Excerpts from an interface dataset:

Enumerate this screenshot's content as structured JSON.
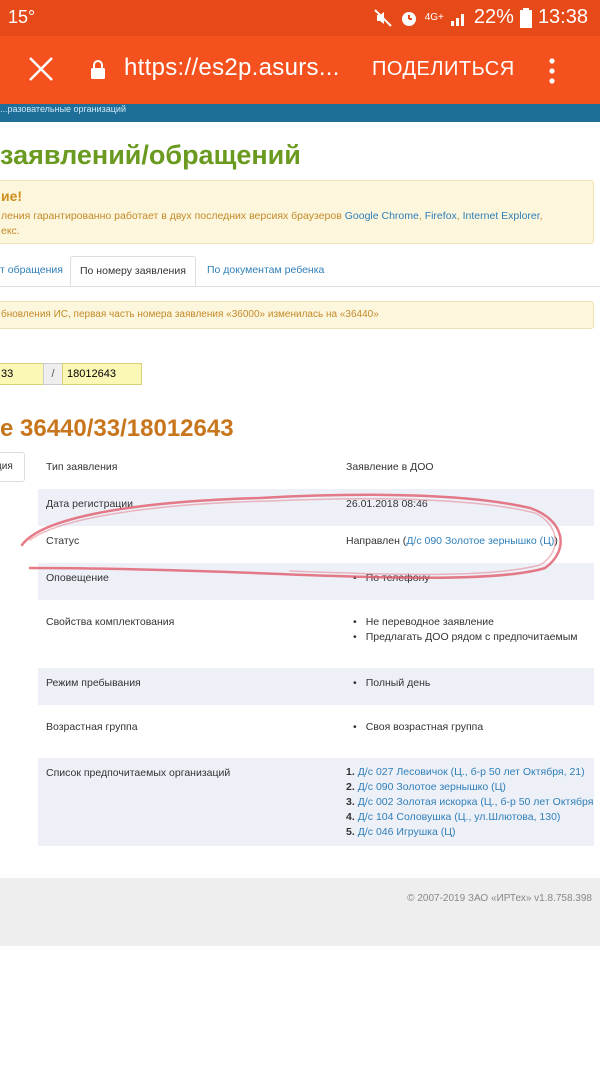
{
  "status_bar": {
    "temperature": "15°",
    "network": "4G+",
    "battery": "22%",
    "time": "13:38"
  },
  "browser": {
    "url": "https://es2p.asurs...",
    "share_label": "ПОДЕЛИТЬСЯ"
  },
  "page": {
    "band_text": "...разовательные организаций",
    "title": "заявлений/обращений",
    "notice": {
      "heading": "ие!",
      "text_before": "ления гарантированно работает в двух последних версиях браузеров ",
      "browsers": [
        "Google Chrome",
        "Firefox",
        "Internet Explorer"
      ],
      "text_end": "екс."
    },
    "tabs": [
      {
        "label": "т обращения"
      },
      {
        "label": "По номеру заявления"
      },
      {
        "label": "По документам ребенка"
      }
    ],
    "info_text": "бновления ИС, первая часть номера заявления «36000» изменилась на «36440»",
    "search": {
      "part1": "33",
      "separator": "/",
      "part2": "18012643"
    },
    "subtitle": "е 36440/33/18012643",
    "side_tab": "ция"
  },
  "details": {
    "type_label": "Тип заявления",
    "type_value": "Заявление в ДОО",
    "reg_date_label": "Дата регистрации",
    "reg_date_value": "26.01.2018 08:46",
    "status_label": "Статус",
    "status_prefix": "Направлен (",
    "status_link": "Д/с 090 Золотое зернышко (Ц)",
    "status_suffix": ")",
    "notify_label": "Оповещение",
    "notify_items": [
      "По телефону"
    ],
    "props_label": "Свойства комплектования",
    "props_items": [
      "Не переводное заявление",
      "Предлагать ДОО рядом с предпочитаемым"
    ],
    "mode_label": "Режим пребывания",
    "mode_items": [
      "Полный день"
    ],
    "age_label": "Возрастная группа",
    "age_items": [
      "Своя возрастная группа"
    ],
    "orgs_label": "Список предпочитаемых организаций",
    "orgs": [
      {
        "num": "1.",
        "name": "Д/с 027 Лесовичок (Ц., б-р 50 лет Октября, 21)"
      },
      {
        "num": "2.",
        "name": "Д/с 090 Золотое зернышко (Ц)"
      },
      {
        "num": "3.",
        "name": "Д/с 002 Золотая искорка (Ц., б-р 50 лет Октября"
      },
      {
        "num": "4.",
        "name": "Д/с 104 Соловушка (Ц., ул.Шлютова, 130)"
      },
      {
        "num": "5.",
        "name": "Д/с 046 Игрушка (Ц)"
      }
    ]
  },
  "footer": {
    "copyright": "© 2007-2019 ЗАО «ИРТех» v1.8.758.398"
  },
  "colors": {
    "status_bar": "#e64a19",
    "app_bar": "#f4511e",
    "band": "#1d6f9a",
    "title_green": "#6a9a1f",
    "subtitle_orange": "#c8761d",
    "link_blue": "#2f7fb8",
    "scribble": "#e05a6a"
  }
}
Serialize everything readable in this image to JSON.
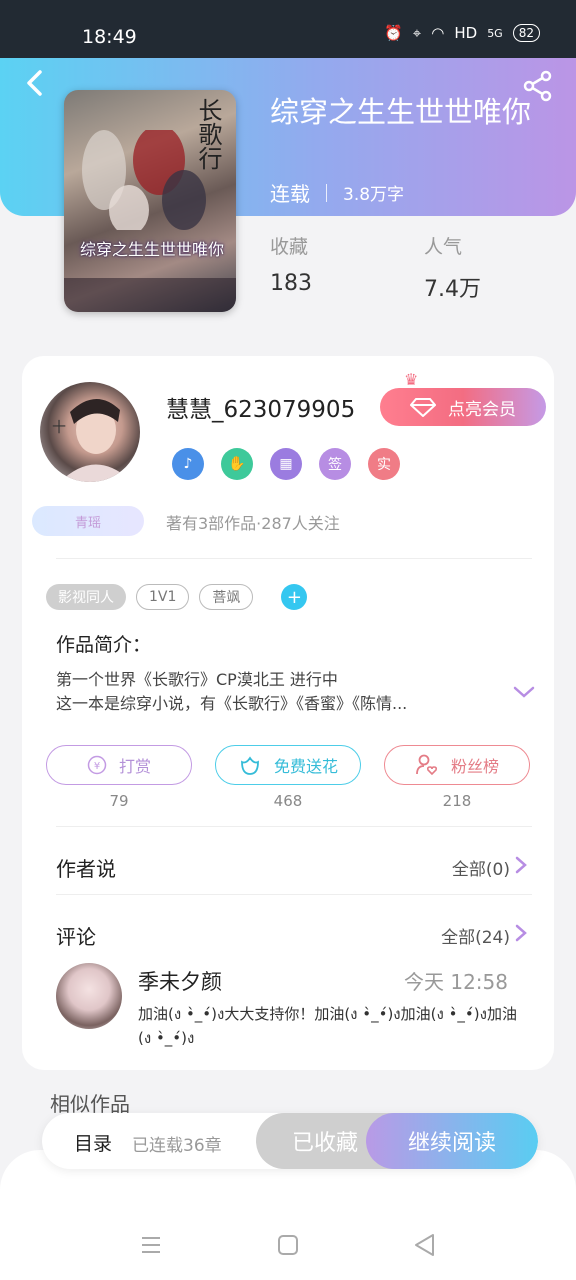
{
  "status": {
    "time": "18:49",
    "hd": "HD",
    "signal": "5G",
    "battery": "82"
  },
  "book": {
    "title": "综穿之生生世世唯你",
    "status": "连载",
    "words": "3.8万字",
    "cover_title": "综穿之生生世世唯你",
    "cover_vertical": "长歌行",
    "stats": [
      {
        "label": "收藏",
        "value": "183"
      },
      {
        "label": "人气",
        "value": "7.4万"
      }
    ]
  },
  "author": {
    "name": "慧慧_623079905",
    "vip_label": "点亮会员",
    "badges": [
      {
        "icon": "music-icon",
        "color": "#4a90e8",
        "text": "♪"
      },
      {
        "icon": "handshake-icon",
        "color": "#3ec99a",
        "text": "✋"
      },
      {
        "icon": "calendar-icon",
        "color": "#9b7ce0",
        "text": "▦"
      },
      {
        "icon": "sign-badge",
        "color": "#b78de3",
        "text": "签"
      },
      {
        "icon": "real-badge",
        "color": "#f07c86",
        "text": "实"
      }
    ],
    "level_tag": "青瑶",
    "works_line": "著有3部作品·287人关注"
  },
  "tags": [
    "影视同人",
    "1V1",
    "菩飒"
  ],
  "intro": {
    "title": "作品简介：",
    "line1": "第一个世界《长歌行》CP漠北王  进行中",
    "line2": "这一本是综穿小说，有《长歌行》《香蜜》《陈情..."
  },
  "actions": [
    {
      "label": "打赏",
      "count": "79"
    },
    {
      "label": "免费送花",
      "count": "468"
    },
    {
      "label": "粉丝榜",
      "count": "218"
    }
  ],
  "author_says": {
    "title": "作者说",
    "all": "全部(0)"
  },
  "comments": {
    "title": "评论",
    "all": "全部(24)",
    "first": {
      "name": "季未夕颜",
      "time": "今天 12:58",
      "text": "加油(ง •̀_•́)ง大大支持你！加油(ง •̀_•́)ง加油(ง •̀_•́)ง加油(ง •̀_•́)ง"
    }
  },
  "similar_title": "相似作品",
  "bottom_bar": {
    "toc": "目录",
    "chapters": "已连载36章",
    "saved": "已收藏",
    "read": "继续阅读"
  }
}
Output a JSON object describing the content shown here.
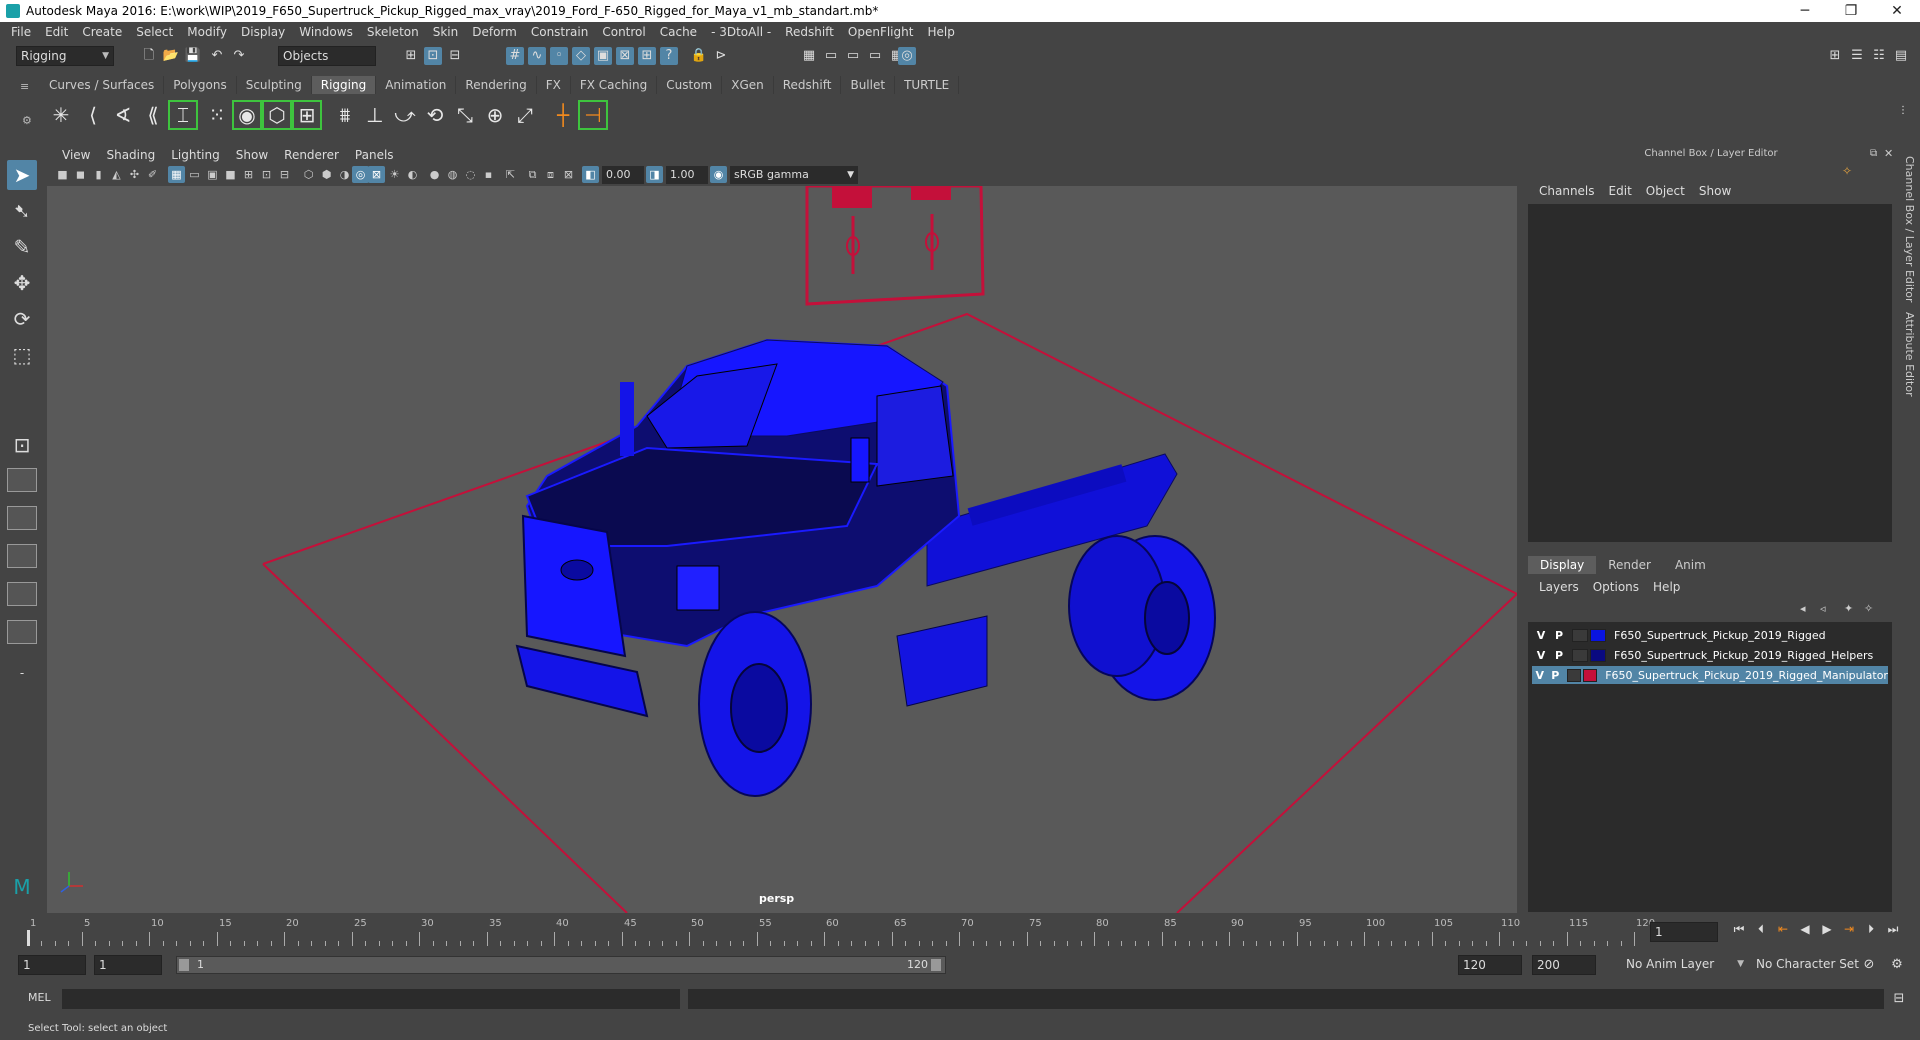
{
  "window": {
    "title": "Autodesk Maya 2016: E:\\work\\WIP\\2019_F650_Supertruck_Pickup_Rigged_max_vray\\2019_Ford_F-650_Rigged_for_Maya_v1_mb_standart.mb*",
    "minimize": "─",
    "restore": "❐",
    "close": "✕"
  },
  "menubar": [
    "File",
    "Edit",
    "Create",
    "Select",
    "Modify",
    "Display",
    "Windows",
    "Skeleton",
    "Skin",
    "Deform",
    "Constrain",
    "Control",
    "Cache",
    "- 3DtoAll -",
    "Redshift",
    "OpenFlight",
    "Help"
  ],
  "statusline": {
    "mode": "Rigging",
    "selection_mask": "Objects"
  },
  "shelf": {
    "tabs": [
      "Curves / Surfaces",
      "Polygons",
      "Sculpting",
      "Rigging",
      "Animation",
      "Rendering",
      "FX",
      "FX Caching",
      "Custom",
      "XGen",
      "Redshift",
      "Bullet",
      "TURTLE"
    ],
    "active_tab": "Rigging"
  },
  "viewport": {
    "menu": [
      "View",
      "Shading",
      "Lighting",
      "Show",
      "Renderer",
      "Panels"
    ],
    "exposure": "0.00",
    "gamma": "1.00",
    "color_space": "sRGB gamma",
    "camera": "persp"
  },
  "channel_box": {
    "title": "Channel Box / Layer Editor",
    "menu": [
      "Channels",
      "Edit",
      "Object",
      "Show"
    ]
  },
  "layer_editor": {
    "tabs": [
      "Display",
      "Render",
      "Anim"
    ],
    "active_tab": "Display",
    "menu": [
      "Layers",
      "Options",
      "Help"
    ],
    "layers": [
      {
        "v": "V",
        "p": "P",
        "color": "#0a14e0",
        "name": "F650_Supertruck_Pickup_2019_Rigged"
      },
      {
        "v": "V",
        "p": "P",
        "color": "#0a0a80",
        "name": "F650_Supertruck_Pickup_2019_Rigged_Helpers"
      },
      {
        "v": "V",
        "p": "P",
        "color": "#c4103a",
        "name": "F650_Supertruck_Pickup_2019_Rigged_Manipulator"
      }
    ]
  },
  "side_tabs": [
    "Channel Box / Layer Editor",
    "Attribute Editor"
  ],
  "timeslider": {
    "ticks": [
      "1",
      "5",
      "10",
      "15",
      "20",
      "25",
      "30",
      "35",
      "40",
      "45",
      "50",
      "55",
      "60",
      "65",
      "70",
      "75",
      "80",
      "85",
      "90",
      "95",
      "100",
      "105",
      "110",
      "115",
      "120"
    ],
    "current_frame": "1"
  },
  "range": {
    "start": "1",
    "playback_start": "1",
    "slider_start": "1",
    "slider_end": "120",
    "playback_end": "120",
    "end": "200",
    "anim_layer": "No Anim Layer",
    "character_set": "No Character Set"
  },
  "cmdline": {
    "lang": "MEL"
  },
  "helpline": "Select Tool: select an object"
}
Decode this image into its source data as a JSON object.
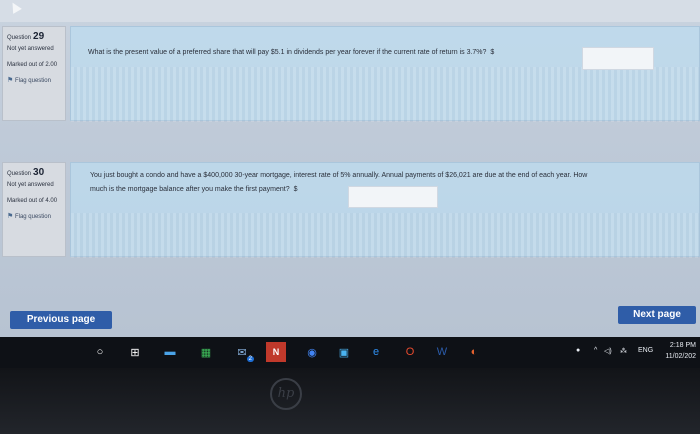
{
  "questions": [
    {
      "label": "Question",
      "number": "29",
      "state": "Not yet answered",
      "marked": "Marked out of 2.00",
      "flag": "Flag question",
      "text": "What is the present value of a preferred share that will pay $5.1 in dividends per year forever if the current rate of return is 3.7%?",
      "currency": "$"
    },
    {
      "label": "Question",
      "number": "30",
      "state": "Not yet answered",
      "marked": "Marked out of 4.00",
      "flag": "Flag question",
      "text_line1": "You just bought a condo and have a $400,000 30-year mortgage, interest rate of 5% annually. Annual payments of $26,021 are due at the end of each year. How",
      "text_line2": "much is the mortgage balance after you make the first payment?",
      "currency": "$"
    }
  ],
  "nav": {
    "previous": "Previous page",
    "next": "Next page"
  },
  "taskbar": {
    "badge": "2",
    "lang": "ENG",
    "time": "2:18 PM",
    "date": "11/02/202"
  },
  "brand": "hp"
}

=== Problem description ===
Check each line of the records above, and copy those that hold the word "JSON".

=== Answer to the exercise ===
Enumerate this screenshot's content as structured JSON.
Serialize everything readable in this image to JSON.
Output a JSON object describing the content shown here.
Decode this image into its source data as a JSON object.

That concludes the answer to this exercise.